--- Work request ---
Keyword search on "text": report each line of the records that contains it.
--- Provided data ---
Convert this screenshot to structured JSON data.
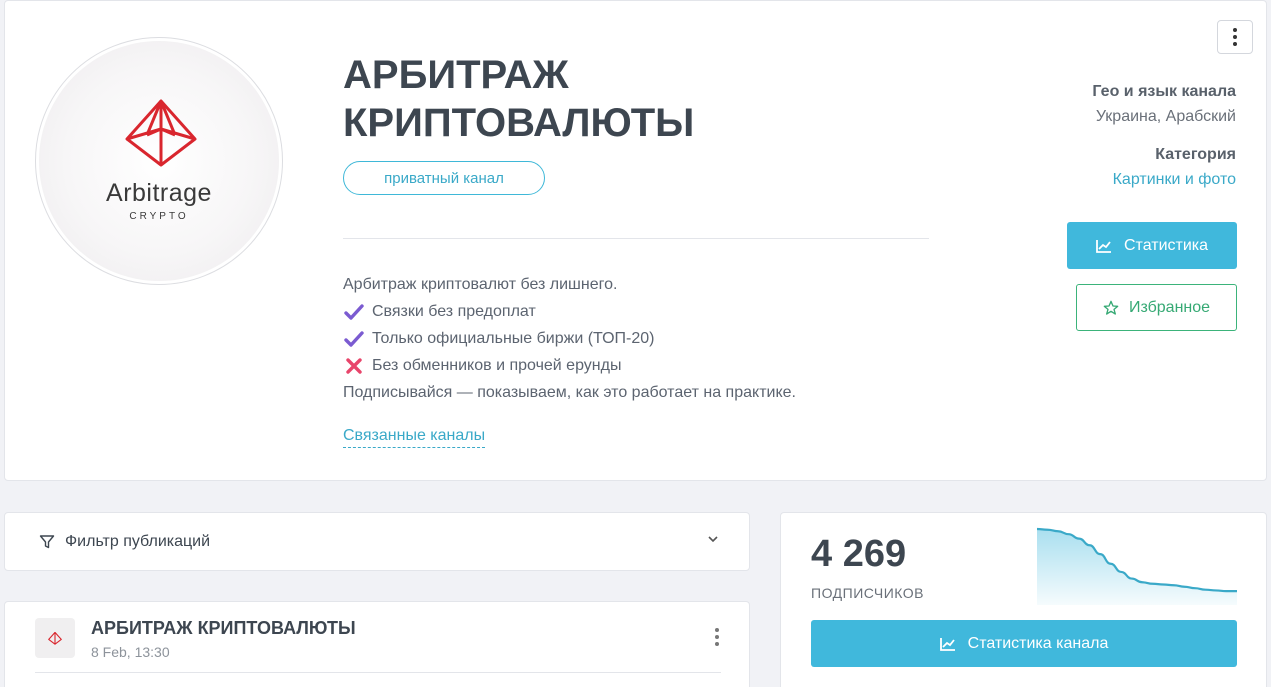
{
  "channel": {
    "title": "АРБИТРАЖ КРИПТОВАЛЮТЫ",
    "type_badge": "приватный канал",
    "avatar_brand": "Arbitrage",
    "avatar_brand_sub": "CRYPTO",
    "description": [
      {
        "icon": "",
        "text": "Арбитраж криптовалют без лишнего."
      },
      {
        "icon": "check-mark-icon",
        "text": "Связки без предоплат"
      },
      {
        "icon": "check-mark-icon",
        "text": "Только официальные биржи (ТОП-20)"
      },
      {
        "icon": "cross-mark-icon",
        "text": "Без обменников и прочей ерунды"
      },
      {
        "icon": "",
        "text": "Подписывайся — показываем, как это работает на практике."
      }
    ],
    "related_link": "Связанные каналы"
  },
  "meta": {
    "geo_label": "Гео и язык канала",
    "geo_value": "Украина, Арабский",
    "category_label": "Категория",
    "category_value": "Картинки и фото"
  },
  "actions": {
    "stats_label": "Статистика",
    "favorite_label": "Избранное"
  },
  "filter": {
    "label": "Фильтр публикаций"
  },
  "post": {
    "title": "АРБИТРАЖ КРИПТОВАЛЮТЫ",
    "date": "8 Feb, 13:30"
  },
  "subscribers": {
    "count": "4 269",
    "label": "ПОДПИСЧИКОВ",
    "button_label": "Статистика канала",
    "trend": [
      100,
      99,
      97,
      93,
      87,
      78,
      66,
      53,
      42,
      33,
      28,
      26,
      25,
      24,
      22,
      20,
      18,
      17,
      16,
      16
    ]
  },
  "colors": {
    "accent": "#40b8dc",
    "favorite": "#36a974",
    "logo": "#d9262e"
  }
}
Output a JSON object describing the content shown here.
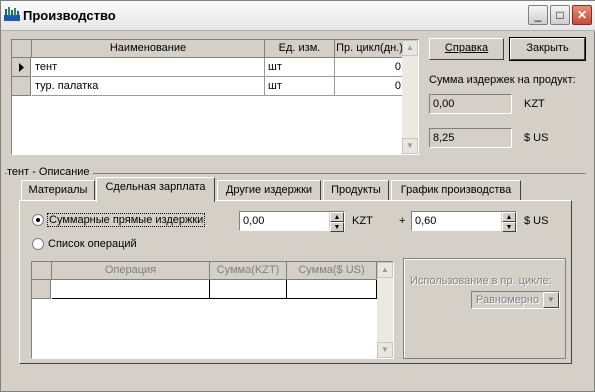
{
  "window": {
    "title": "Производство"
  },
  "products_grid": {
    "columns": [
      "Наименование",
      "Ед. изм.",
      "Пр. цикл(дн.)"
    ],
    "rows": [
      {
        "name": "тент",
        "unit": "шт",
        "cycle": "0"
      },
      {
        "name": "тур. палатка",
        "unit": "шт",
        "cycle": "0"
      }
    ]
  },
  "buttons": {
    "help": "Справка",
    "close": "Закрыть"
  },
  "costs": {
    "label": "Сумма издержек на продукт:",
    "kzt_value": "0,00",
    "kzt_unit": "KZT",
    "usd_value": "8,25",
    "usd_unit": "$ US"
  },
  "section": {
    "label": "тент - Описание"
  },
  "tabs": [
    {
      "label": "Материалы",
      "active": false
    },
    {
      "label": "Сдельная зарплата",
      "active": true
    },
    {
      "label": "Другие издержки",
      "active": false
    },
    {
      "label": "Продукты",
      "active": false
    },
    {
      "label": "График производства",
      "active": false
    }
  ],
  "piecework": {
    "option_total": "Суммарные прямые издержки",
    "option_ops": "Список операций",
    "total_kzt": "0,00",
    "kzt_unit": "KZT",
    "plus": "+",
    "total_usd": "0,60",
    "usd_unit": "$ US"
  },
  "operations_grid": {
    "columns": [
      "Операция",
      "Сумма(KZT)",
      "Сумма($ US)"
    ]
  },
  "usage": {
    "label": "Использование в пр. цикле:",
    "value": "Равномерно"
  },
  "colors": {
    "face": "#d4d0c8",
    "shadow": "#808080",
    "highlight": "#ffffff",
    "close_btn": "#c34c36"
  }
}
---
--- Response area ---
        "text": "Арбитраж криптовалют без лишнего."
        "text": "Связки без предоплат"
        "text": "Только официальные биржи (ТОП-20)"
        "text": "Без обменников и прочей ерунды"
        "text": "Подписывайся — показываем, как это работает на практике."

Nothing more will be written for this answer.